* [What the task asks] The listing that follows is to be repeated exactly.

(Input data)

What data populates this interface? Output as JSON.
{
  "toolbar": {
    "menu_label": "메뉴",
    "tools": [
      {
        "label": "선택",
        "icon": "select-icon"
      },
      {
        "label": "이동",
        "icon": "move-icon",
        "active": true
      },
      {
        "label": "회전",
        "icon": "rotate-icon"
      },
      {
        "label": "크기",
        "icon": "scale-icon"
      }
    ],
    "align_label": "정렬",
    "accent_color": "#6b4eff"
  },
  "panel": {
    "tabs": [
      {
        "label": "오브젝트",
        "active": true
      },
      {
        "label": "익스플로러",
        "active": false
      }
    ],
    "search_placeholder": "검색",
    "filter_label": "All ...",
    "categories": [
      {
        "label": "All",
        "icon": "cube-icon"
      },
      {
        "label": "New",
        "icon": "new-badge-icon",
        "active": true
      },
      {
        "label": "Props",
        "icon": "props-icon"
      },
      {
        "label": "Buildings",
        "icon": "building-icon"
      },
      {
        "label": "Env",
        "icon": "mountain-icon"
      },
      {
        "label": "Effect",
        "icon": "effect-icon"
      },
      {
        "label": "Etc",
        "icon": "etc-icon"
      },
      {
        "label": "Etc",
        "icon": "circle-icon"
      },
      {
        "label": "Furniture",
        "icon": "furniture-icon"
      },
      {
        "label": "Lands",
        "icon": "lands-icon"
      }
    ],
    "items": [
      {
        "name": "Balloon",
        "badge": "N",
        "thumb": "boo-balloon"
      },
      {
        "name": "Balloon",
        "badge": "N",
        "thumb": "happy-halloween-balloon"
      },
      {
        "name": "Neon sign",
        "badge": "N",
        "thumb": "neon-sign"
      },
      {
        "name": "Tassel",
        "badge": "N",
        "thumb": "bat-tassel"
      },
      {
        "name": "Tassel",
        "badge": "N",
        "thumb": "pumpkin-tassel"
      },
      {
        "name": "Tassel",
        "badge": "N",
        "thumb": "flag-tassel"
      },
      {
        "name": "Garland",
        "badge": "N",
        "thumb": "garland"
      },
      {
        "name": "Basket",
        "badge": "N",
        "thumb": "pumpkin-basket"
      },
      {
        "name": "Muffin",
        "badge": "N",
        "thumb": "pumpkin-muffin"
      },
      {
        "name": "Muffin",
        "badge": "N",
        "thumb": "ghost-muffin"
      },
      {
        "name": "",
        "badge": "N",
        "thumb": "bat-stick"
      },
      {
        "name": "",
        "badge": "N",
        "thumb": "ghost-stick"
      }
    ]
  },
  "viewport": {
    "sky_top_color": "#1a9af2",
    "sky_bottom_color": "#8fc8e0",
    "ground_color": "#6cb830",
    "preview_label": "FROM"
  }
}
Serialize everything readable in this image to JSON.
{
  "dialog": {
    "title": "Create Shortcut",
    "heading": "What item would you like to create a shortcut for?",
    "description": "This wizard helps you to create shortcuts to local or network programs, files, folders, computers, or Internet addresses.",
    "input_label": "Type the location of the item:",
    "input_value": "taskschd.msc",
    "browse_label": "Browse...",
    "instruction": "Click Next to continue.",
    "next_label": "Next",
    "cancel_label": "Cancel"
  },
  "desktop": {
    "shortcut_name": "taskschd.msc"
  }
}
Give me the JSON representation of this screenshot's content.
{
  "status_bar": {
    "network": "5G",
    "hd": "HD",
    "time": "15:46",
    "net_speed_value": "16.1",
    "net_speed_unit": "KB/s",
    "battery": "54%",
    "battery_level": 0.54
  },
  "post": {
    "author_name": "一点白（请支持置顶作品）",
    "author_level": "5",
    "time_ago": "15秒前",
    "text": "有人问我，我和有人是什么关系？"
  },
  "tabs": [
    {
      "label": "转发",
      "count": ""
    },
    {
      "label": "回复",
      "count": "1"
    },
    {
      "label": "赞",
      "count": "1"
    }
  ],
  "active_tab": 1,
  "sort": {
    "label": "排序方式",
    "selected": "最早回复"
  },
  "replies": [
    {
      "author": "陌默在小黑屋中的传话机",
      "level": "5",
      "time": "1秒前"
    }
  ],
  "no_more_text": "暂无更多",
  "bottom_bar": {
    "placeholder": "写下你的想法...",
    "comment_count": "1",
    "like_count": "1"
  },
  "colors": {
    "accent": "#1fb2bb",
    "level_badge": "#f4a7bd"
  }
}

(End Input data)

* [Answer below]
What data populates this interface? Output as JSON.
{
  "toolbar": {
    "menu_label": "메뉴",
    "tools": [
      {
        "label": "선택",
        "icon": "select-icon"
      },
      {
        "label": "이동",
        "icon": "move-icon",
        "active": true
      },
      {
        "label": "회전",
        "icon": "rotate-icon"
      },
      {
        "label": "크기",
        "icon": "scale-icon"
      }
    ],
    "align_label": "정렬",
    "accent_color": "#6b4eff"
  },
  "panel": {
    "tabs": [
      {
        "label": "오브젝트",
        "active": true
      },
      {
        "label": "익스플로러",
        "active": false
      }
    ],
    "search_placeholder": "검색",
    "filter_label": "All ...",
    "categories": [
      {
        "label": "All",
        "icon": "cube-icon"
      },
      {
        "label": "New",
        "icon": "new-badge-icon",
        "active": true
      },
      {
        "label": "Props",
        "icon": "props-icon"
      },
      {
        "label": "Buildings",
        "icon": "building-icon"
      },
      {
        "label": "Env",
        "icon": "mountain-icon"
      },
      {
        "label": "Effect",
        "icon": "effect-icon"
      },
      {
        "label": "Etc",
        "icon": "etc-icon"
      },
      {
        "label": "Etc",
        "icon": "circle-icon"
      },
      {
        "label": "Furniture",
        "icon": "furniture-icon"
      },
      {
        "label": "Lands",
        "icon": "lands-icon"
      }
    ],
    "items": [
      {
        "name": "Balloon",
        "badge": "N",
        "thumb": "boo-balloon"
      },
      {
        "name": "Balloon",
        "badge": "N",
        "thumb": "happy-halloween-balloon"
      },
      {
        "name": "Neon sign",
        "badge": "N",
        "thumb": "neon-sign"
      },
      {
        "name": "Tassel",
        "badge": "N",
        "thumb": "bat-tassel"
      },
      {
        "name": "Tassel",
        "badge": "N",
        "thumb": "pumpkin-tassel"
      },
      {
        "name": "Tassel",
        "badge": "N",
        "thumb": "flag-tassel"
      },
      {
        "name": "Garland",
        "badge": "N",
        "thumb": "garland"
      },
      {
        "name": "Basket",
        "badge": "N",
        "thumb": "pumpkin-basket"
      },
      {
        "name": "Muffin",
        "badge": "N",
        "thumb": "pumpkin-muffin"
      },
      {
        "name": "Muffin",
        "badge": "N",
        "thumb": "ghost-muffin"
      },
      {
        "name": "",
        "badge": "N",
        "thumb": "bat-stick"
      },
      {
        "name": "",
        "badge": "N",
        "thumb": "ghost-stick"
      }
    ]
  },
  "viewport": {
    "sky_top_color": "#1a9af2",
    "sky_bottom_color": "#8fc8e0",
    "ground_color": "#6cb830",
    "preview_label": "FROM"
  }
}
Serialize everything readable in this image to JSON.
{
  "dialog": {
    "title": "Create Shortcut",
    "heading": "What item would you like to create a shortcut for?",
    "description": "This wizard helps you to create shortcuts to local or network programs, files, folders, computers, or Internet addresses.",
    "input_label": "Type the location of the item:",
    "input_value": "taskschd.msc",
    "browse_label": "Browse...",
    "instruction": "Click Next to continue.",
    "next_label": "Next",
    "cancel_label": "Cancel"
  },
  "desktop": {
    "shortcut_name": "taskschd.msc"
  }
}
Give me the JSON representation of this screenshot's content.
{
  "status_bar": {
    "network": "5G",
    "hd": "HD",
    "time": "15:46",
    "net_speed_value": "16.1",
    "net_speed_unit": "KB/s",
    "battery": "54%",
    "battery_level": 0.54
  },
  "post": {
    "author_name": "一点白（请支持置顶作品）",
    "author_level": "5",
    "time_ago": "15秒前",
    "text": "有人问我，我和有人是什么关系？"
  },
  "tabs": [
    {
      "label": "转发",
      "count": ""
    },
    {
      "label": "回复",
      "count": "1"
    },
    {
      "label": "赞",
      "count": "1"
    }
  ],
  "active_tab": 1,
  "sort": {
    "label": "排序方式",
    "selected": "最早回复"
  },
  "replies": [
    {
      "author": "陌默在小黑屋中的传话机",
      "level": "5",
      "time": "1秒前"
    }
  ],
  "no_more_text": "暂无更多",
  "bottom_bar": {
    "placeholder": "写下你的想法...",
    "comment_count": "1",
    "like_count": "1"
  },
  "colors": {
    "accent": "#1fb2bb",
    "level_badge": "#f4a7bd"
  }
}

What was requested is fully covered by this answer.